- Problem
Which of the lines below contain the string "JSON"? Pull each one out of the data.
━━━━━━
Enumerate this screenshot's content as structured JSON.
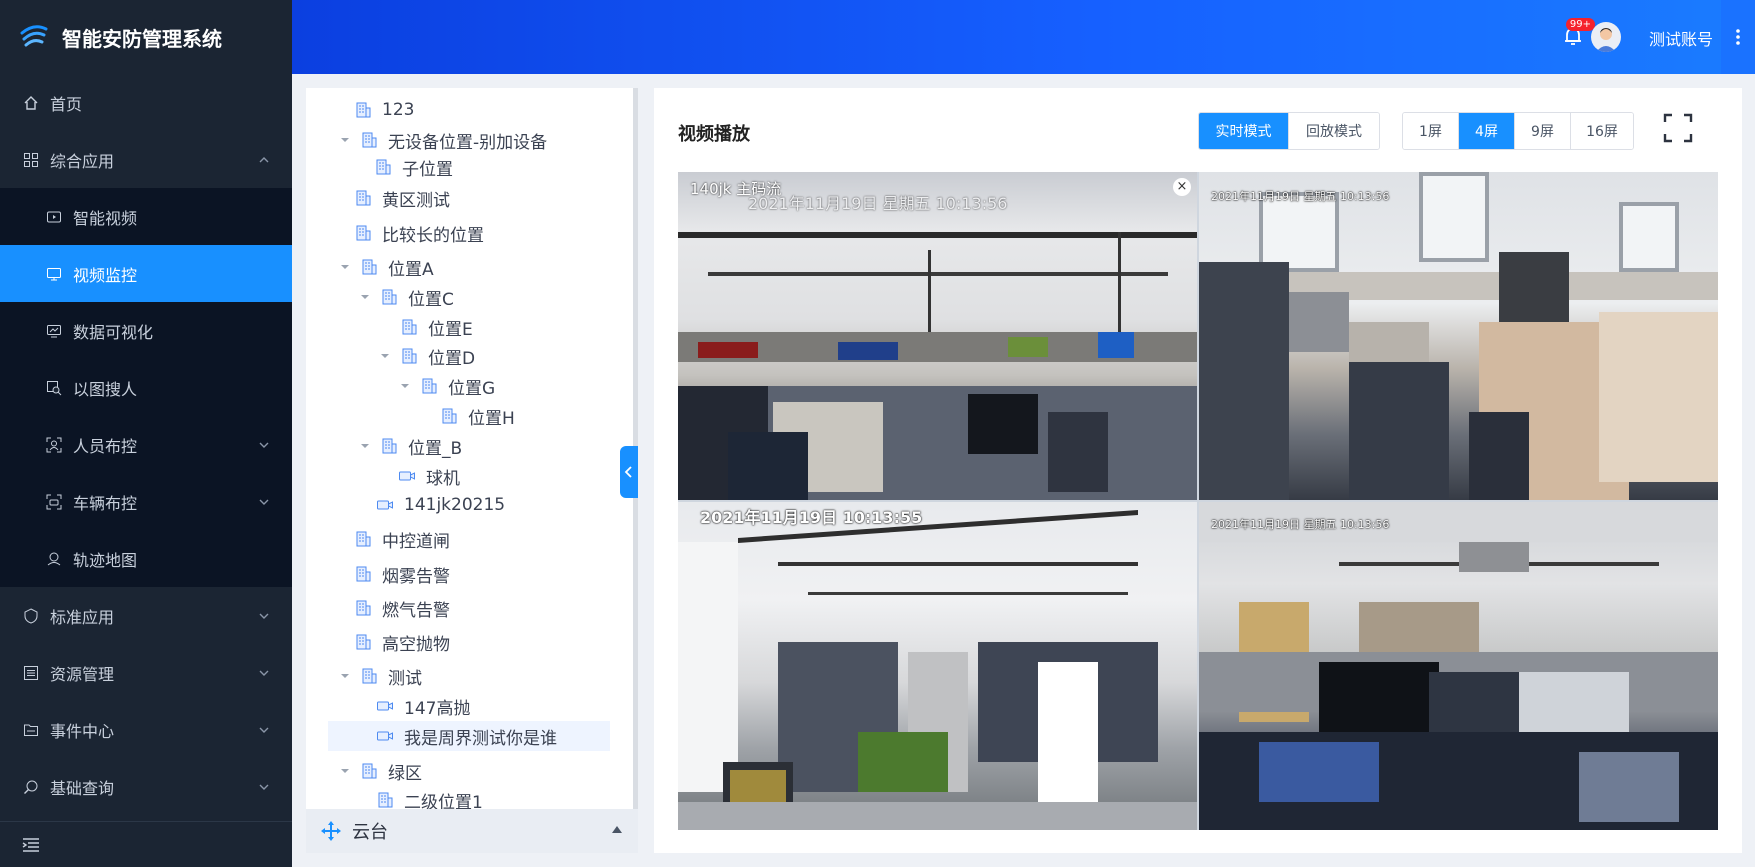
{
  "app": {
    "title": "智能安防管理系统"
  },
  "header": {
    "badge": "99+",
    "username": "测试账号"
  },
  "sidebar": {
    "items": [
      {
        "label": "首页",
        "icon": "home-icon"
      },
      {
        "label": "综合应用",
        "icon": "grid-icon",
        "expanded": true,
        "children": [
          {
            "label": "智能视频",
            "icon": "video-icon"
          },
          {
            "label": "视频监控",
            "icon": "monitor-icon",
            "active": true
          },
          {
            "label": "数据可视化",
            "icon": "chart-icon"
          },
          {
            "label": "以图搜人",
            "icon": "image-search-icon"
          },
          {
            "label": "人员布控",
            "icon": "person-scan-icon"
          },
          {
            "label": "车辆布控",
            "icon": "vehicle-scan-icon"
          },
          {
            "label": "轨迹地图",
            "icon": "map-icon"
          }
        ]
      },
      {
        "label": "标准应用",
        "icon": "shield-icon"
      },
      {
        "label": "资源管理",
        "icon": "list-icon"
      },
      {
        "label": "事件中心",
        "icon": "folder-icon"
      },
      {
        "label": "基础查询",
        "icon": "search-icon"
      }
    ]
  },
  "tree": {
    "nodes": [
      {
        "label": "123",
        "type": "building"
      },
      {
        "label": "无设备位置-别加设备",
        "type": "building"
      },
      {
        "label": "子位置",
        "type": "building"
      },
      {
        "label": "黄区测试",
        "type": "building"
      },
      {
        "label": "比较长的位置",
        "type": "building"
      },
      {
        "label": "位置A",
        "type": "building"
      },
      {
        "label": "位置C",
        "type": "building"
      },
      {
        "label": "位置E",
        "type": "building"
      },
      {
        "label": "位置D",
        "type": "building"
      },
      {
        "label": "位置G",
        "type": "building"
      },
      {
        "label": "位置H",
        "type": "building"
      },
      {
        "label": "位置_B",
        "type": "building"
      },
      {
        "label": "球机",
        "type": "camera"
      },
      {
        "label": "141jk20215",
        "type": "camera"
      },
      {
        "label": "中控道闸",
        "type": "building"
      },
      {
        "label": "烟雾告警",
        "type": "building"
      },
      {
        "label": "燃气告警",
        "type": "building"
      },
      {
        "label": "高空抛物",
        "type": "building"
      },
      {
        "label": "测试",
        "type": "building"
      },
      {
        "label": "147高抛",
        "type": "camera"
      },
      {
        "label": "我是周界测试你是谁",
        "type": "camera",
        "selected": true
      },
      {
        "label": "绿区",
        "type": "building"
      },
      {
        "label": "二级位置1",
        "type": "building"
      }
    ],
    "ptz_label": "云台"
  },
  "video": {
    "title": "视频播放",
    "modes": [
      "实时模式",
      "回放模式"
    ],
    "active_mode": "实时模式",
    "layouts": [
      "1屏",
      "4屏",
      "9屏",
      "16屏"
    ],
    "active_layout": "4屏",
    "cells": [
      {
        "name": "140jk 主码流",
        "osd": "2021年11月19日  星期五  10:13:56"
      },
      {
        "osd": "2021年11月19日 星期五 10:13:56"
      },
      {
        "osd": "2021年11月19日  10:13:55"
      },
      {
        "osd": "2021年11月19日 星期五 10:13:56"
      }
    ]
  },
  "colors": {
    "accent": "#1890ff",
    "sidebar_bg": "#1b2533",
    "submenu_bg": "#0b1424",
    "header_start": "#0b3fe0",
    "header_end": "#1a7cff"
  }
}
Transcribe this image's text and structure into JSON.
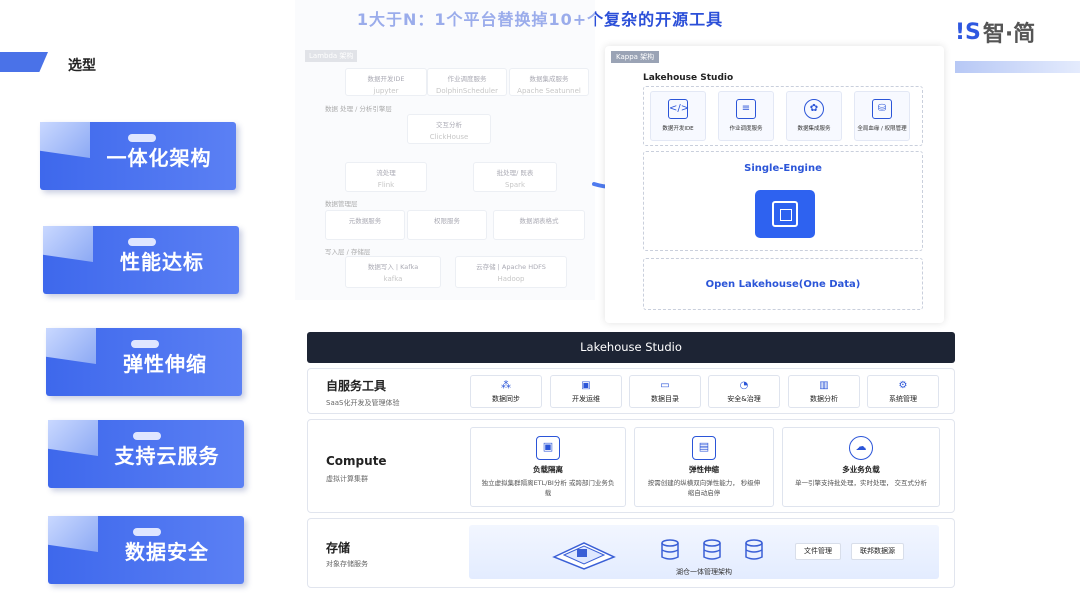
{
  "header": {
    "title": "1大于N：1个平台替换掉10+个复杂的开源工具",
    "logo_mark": "!S",
    "logo_text": "智·简",
    "section_label": "选型"
  },
  "features": [
    {
      "label": "一体化架构"
    },
    {
      "label": "性能达标"
    },
    {
      "label": "弹性伸缩"
    },
    {
      "label": "支持云服务"
    },
    {
      "label": "数据安全"
    }
  ],
  "lambda": {
    "tag": "Lambda 架构",
    "boxes": [
      {
        "title": "数据开发IDE",
        "sub": "jupyter"
      },
      {
        "title": "作业调度服务",
        "sub": "DolphinScheduler"
      },
      {
        "title": "数据集成服务",
        "sub": "Apache Seatunnel"
      },
      {
        "title": "交互分析",
        "sub": "ClickHouse"
      },
      {
        "title": "流处理",
        "sub": "Flink"
      },
      {
        "title": "批处理/ 既表",
        "sub": "Spark"
      },
      {
        "title": "元数据服务",
        "sub": ""
      },
      {
        "title": "权限服务",
        "sub": ""
      },
      {
        "title": "数据湖表格式",
        "sub": ""
      },
      {
        "title": "数据写入 | Kafka",
        "sub": "kafka"
      },
      {
        "title": "云存储 | Apache HDFS",
        "sub": "Hadoop"
      }
    ],
    "labels": [
      "数据 处理 / 分析引擎层",
      "数据管理层",
      "写入层 / 存储层"
    ]
  },
  "kappa": {
    "tag": "Kappa 架构",
    "studio": "Lakehouse Studio",
    "icons": [
      {
        "label": "数据开发IDE",
        "icon": "code-icon"
      },
      {
        "label": "作业调度服务",
        "icon": "sliders-icon"
      },
      {
        "label": "数据集成服务",
        "icon": "network-icon"
      },
      {
        "label": "全局血缘 / 权限管理",
        "icon": "database-lock-icon"
      }
    ],
    "engine": "Single-Engine",
    "open_lakehouse": "Open Lakehouse(One Data)"
  },
  "architecture": {
    "studio_bar": "Lakehouse Studio",
    "self_service": {
      "title": "自服务工具",
      "subtitle": "SaaS化开发及管理体验",
      "tools": [
        {
          "label": "数据同步",
          "icon": "sync-icon"
        },
        {
          "label": "开发运维",
          "icon": "devops-icon"
        },
        {
          "label": "数据目录",
          "icon": "folder-icon"
        },
        {
          "label": "安全&治理",
          "icon": "shield-icon"
        },
        {
          "label": "数据分析",
          "icon": "bar-chart-icon"
        },
        {
          "label": "系统管理",
          "icon": "settings-icon"
        }
      ]
    },
    "compute": {
      "title": "Compute",
      "subtitle": "虚拟计算集群",
      "cards": [
        {
          "title": "负载隔离",
          "desc": "独立虚拟集群隔离ETL/BI分析 或跨部门业务负载",
          "icon": "chip-icon"
        },
        {
          "title": "弹性伸缩",
          "desc": "按需创建的纵横双向弹性能力， 秒级伸缩自动启停",
          "icon": "elastic-icon"
        },
        {
          "title": "多业务负载",
          "desc": "单一引擎支持批处理，实时处理， 交互式分析",
          "icon": "cloud-icon"
        }
      ]
    },
    "storage": {
      "title": "存储",
      "subtitle": "对象存储服务",
      "caption": "湖仓一体管理架构",
      "buttons": [
        "文件管理",
        "联邦数据源"
      ]
    }
  },
  "colors": {
    "accent": "#2b55d8",
    "card_blue": "#3e68ec",
    "dark_bar": "#1d2434"
  }
}
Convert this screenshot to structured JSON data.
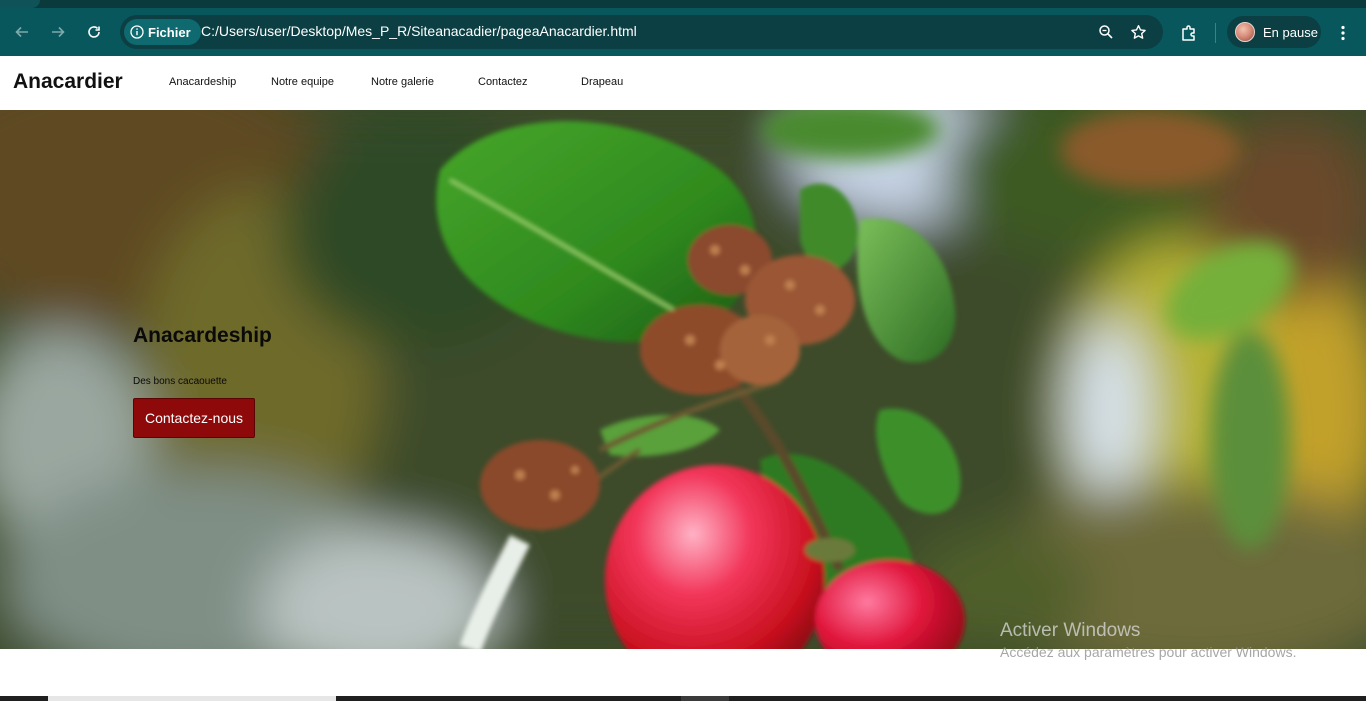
{
  "browser": {
    "back_icon": "arrow-left-icon",
    "forward_icon": "arrow-right-icon",
    "reload_icon": "reload-icon",
    "security_chip_label": "Fichier",
    "url": "C:/Users/user/Desktop/Mes_P_R/Siteanacadier/pageaAnacardier.html",
    "zoom_icon": "zoom-icon",
    "bookmark_icon": "star-icon",
    "extensions_icon": "puzzle-icon",
    "profile_label": "En pause",
    "menu_icon": "kebab-menu-icon",
    "colors": {
      "toolbar": "#08575c",
      "omnibox": "#0b3f43"
    }
  },
  "site": {
    "brand": "Anacardier",
    "nav": [
      {
        "label": "Anacardeship"
      },
      {
        "label": "Notre equipe"
      },
      {
        "label": "Notre galerie"
      },
      {
        "label": "Contactez"
      },
      {
        "label": "Drapeau"
      }
    ]
  },
  "hero": {
    "title": "Anacardeship",
    "subtitle": "Des bons cacaouette",
    "cta_label": "Contactez-nous",
    "cta_color": "#8e0a0a"
  },
  "watermark": {
    "line1": "Activer Windows",
    "line2": "Accédez aux paramètres pour activer Windows."
  }
}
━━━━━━
- Solved exercise
Enumerate this screenshot's content as structured JSON.
Transcribe this image's text and structure into JSON.
Convert this screenshot to structured JSON data.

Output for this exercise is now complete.